### Aim of the task
Reproduce the entries in full and exactly. Pictures stay out.

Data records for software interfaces
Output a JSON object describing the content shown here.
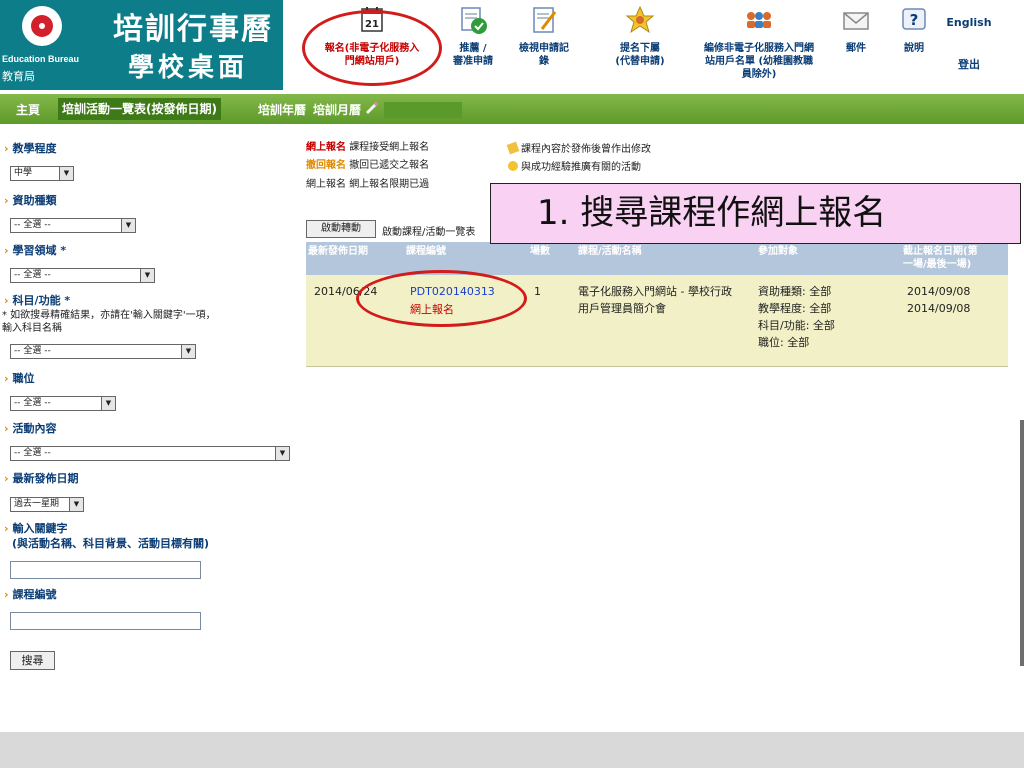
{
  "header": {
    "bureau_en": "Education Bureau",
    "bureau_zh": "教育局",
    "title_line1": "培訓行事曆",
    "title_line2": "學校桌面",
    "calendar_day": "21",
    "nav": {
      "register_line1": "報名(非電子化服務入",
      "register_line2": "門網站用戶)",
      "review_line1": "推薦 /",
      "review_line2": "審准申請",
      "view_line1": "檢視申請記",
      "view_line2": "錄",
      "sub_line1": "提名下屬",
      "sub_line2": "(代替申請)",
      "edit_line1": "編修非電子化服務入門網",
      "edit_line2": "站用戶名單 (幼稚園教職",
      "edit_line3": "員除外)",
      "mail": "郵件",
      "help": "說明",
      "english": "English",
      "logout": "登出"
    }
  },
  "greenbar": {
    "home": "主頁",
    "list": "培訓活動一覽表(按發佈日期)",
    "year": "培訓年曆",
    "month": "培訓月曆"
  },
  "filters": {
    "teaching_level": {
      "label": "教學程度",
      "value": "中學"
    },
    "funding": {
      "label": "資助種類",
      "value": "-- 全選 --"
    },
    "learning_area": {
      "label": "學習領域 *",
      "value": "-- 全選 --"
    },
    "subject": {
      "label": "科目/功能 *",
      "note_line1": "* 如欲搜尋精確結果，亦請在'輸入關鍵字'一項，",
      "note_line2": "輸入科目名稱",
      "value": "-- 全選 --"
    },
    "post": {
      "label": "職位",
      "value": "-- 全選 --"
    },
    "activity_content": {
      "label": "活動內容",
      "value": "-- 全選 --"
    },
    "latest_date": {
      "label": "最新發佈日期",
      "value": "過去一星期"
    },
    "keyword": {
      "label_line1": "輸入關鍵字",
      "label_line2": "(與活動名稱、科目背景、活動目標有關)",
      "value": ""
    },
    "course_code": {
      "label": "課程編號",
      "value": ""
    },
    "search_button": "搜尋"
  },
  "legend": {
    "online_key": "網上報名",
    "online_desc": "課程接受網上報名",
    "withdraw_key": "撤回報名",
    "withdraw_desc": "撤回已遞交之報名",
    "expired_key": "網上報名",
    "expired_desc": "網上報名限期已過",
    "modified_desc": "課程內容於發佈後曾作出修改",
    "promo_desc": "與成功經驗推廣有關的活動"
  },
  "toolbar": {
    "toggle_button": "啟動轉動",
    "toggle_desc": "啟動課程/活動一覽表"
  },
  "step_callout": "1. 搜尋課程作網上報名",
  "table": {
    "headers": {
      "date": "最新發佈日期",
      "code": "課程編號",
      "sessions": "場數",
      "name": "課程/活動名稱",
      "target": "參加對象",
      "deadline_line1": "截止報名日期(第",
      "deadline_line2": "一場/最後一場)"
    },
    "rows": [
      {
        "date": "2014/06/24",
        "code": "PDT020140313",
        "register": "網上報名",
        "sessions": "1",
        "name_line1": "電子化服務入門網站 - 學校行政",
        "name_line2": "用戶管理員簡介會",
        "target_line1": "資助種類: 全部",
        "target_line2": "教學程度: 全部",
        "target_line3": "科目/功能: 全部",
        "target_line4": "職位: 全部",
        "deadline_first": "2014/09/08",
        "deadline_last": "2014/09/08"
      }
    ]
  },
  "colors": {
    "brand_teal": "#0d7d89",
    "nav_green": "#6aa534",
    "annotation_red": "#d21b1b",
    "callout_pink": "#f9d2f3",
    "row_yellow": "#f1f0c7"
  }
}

### Your solution
Output a JSON object describing the content shown here.
{
  "header": {
    "bureau_en": "Education Bureau",
    "bureau_zh": "教育局",
    "title_line1": "培訓行事曆",
    "title_line2": "學校桌面",
    "calendar_day": "21",
    "nav": {
      "register_line1": "報名(非電子化服務入",
      "register_line2": "門網站用戶)",
      "review_line1": "推薦 /",
      "review_line2": "審准申請",
      "view_line1": "檢視申請記",
      "view_line2": "錄",
      "sub_line1": "提名下屬",
      "sub_line2": "(代替申請)",
      "edit_line1": "編修非電子化服務入門網",
      "edit_line2": "站用戶名單 (幼稚園教職",
      "edit_line3": "員除外)",
      "mail": "郵件",
      "help": "說明",
      "english": "English",
      "logout": "登出"
    }
  },
  "greenbar": {
    "home": "主頁",
    "list": "培訓活動一覽表(按發佈日期)",
    "year": "培訓年曆",
    "month": "培訓月曆"
  },
  "filters": {
    "teaching_level": {
      "label": "教學程度",
      "value": "中學"
    },
    "funding": {
      "label": "資助種類",
      "value": "-- 全選 --"
    },
    "learning_area": {
      "label": "學習領域 *",
      "value": "-- 全選 --"
    },
    "subject": {
      "label": "科目/功能 *",
      "note_line1": "* 如欲搜尋精確結果，亦請在'輸入關鍵字'一項，",
      "note_line2": "輸入科目名稱",
      "value": "-- 全選 --"
    },
    "post": {
      "label": "職位",
      "value": "-- 全選 --"
    },
    "activity_content": {
      "label": "活動內容",
      "value": "-- 全選 --"
    },
    "latest_date": {
      "label": "最新發佈日期",
      "value": "過去一星期"
    },
    "keyword": {
      "label_line1": "輸入關鍵字",
      "label_line2": "(與活動名稱、科目背景、活動目標有關)",
      "value": ""
    },
    "course_code": {
      "label": "課程編號",
      "value": ""
    },
    "search_button": "搜尋"
  },
  "legend": {
    "online_key": "網上報名",
    "online_desc": "課程接受網上報名",
    "withdraw_key": "撤回報名",
    "withdraw_desc": "撤回已遞交之報名",
    "expired_key": "網上報名",
    "expired_desc": "網上報名限期已過",
    "modified_desc": "課程內容於發佈後曾作出修改",
    "promo_desc": "與成功經驗推廣有關的活動"
  },
  "toolbar": {
    "toggle_button": "啟動轉動",
    "toggle_desc": "啟動課程/活動一覽表"
  },
  "step_callout": "1. 搜尋課程作網上報名",
  "table": {
    "headers": {
      "date": "最新發佈日期",
      "code": "課程編號",
      "sessions": "場數",
      "name": "課程/活動名稱",
      "target": "參加對象",
      "deadline_line1": "截止報名日期(第",
      "deadline_line2": "一場/最後一場)"
    },
    "rows": [
      {
        "date": "2014/06/24",
        "code": "PDT020140313",
        "register": "網上報名",
        "sessions": "1",
        "name_line1": "電子化服務入門網站 - 學校行政",
        "name_line2": "用戶管理員簡介會",
        "target_line1": "資助種類: 全部",
        "target_line2": "教學程度: 全部",
        "target_line3": "科目/功能: 全部",
        "target_line4": "職位: 全部",
        "deadline_first": "2014/09/08",
        "deadline_last": "2014/09/08"
      }
    ]
  },
  "colors": {
    "brand_teal": "#0d7d89",
    "nav_green": "#6aa534",
    "annotation_red": "#d21b1b",
    "callout_pink": "#f9d2f3",
    "row_yellow": "#f1f0c7"
  }
}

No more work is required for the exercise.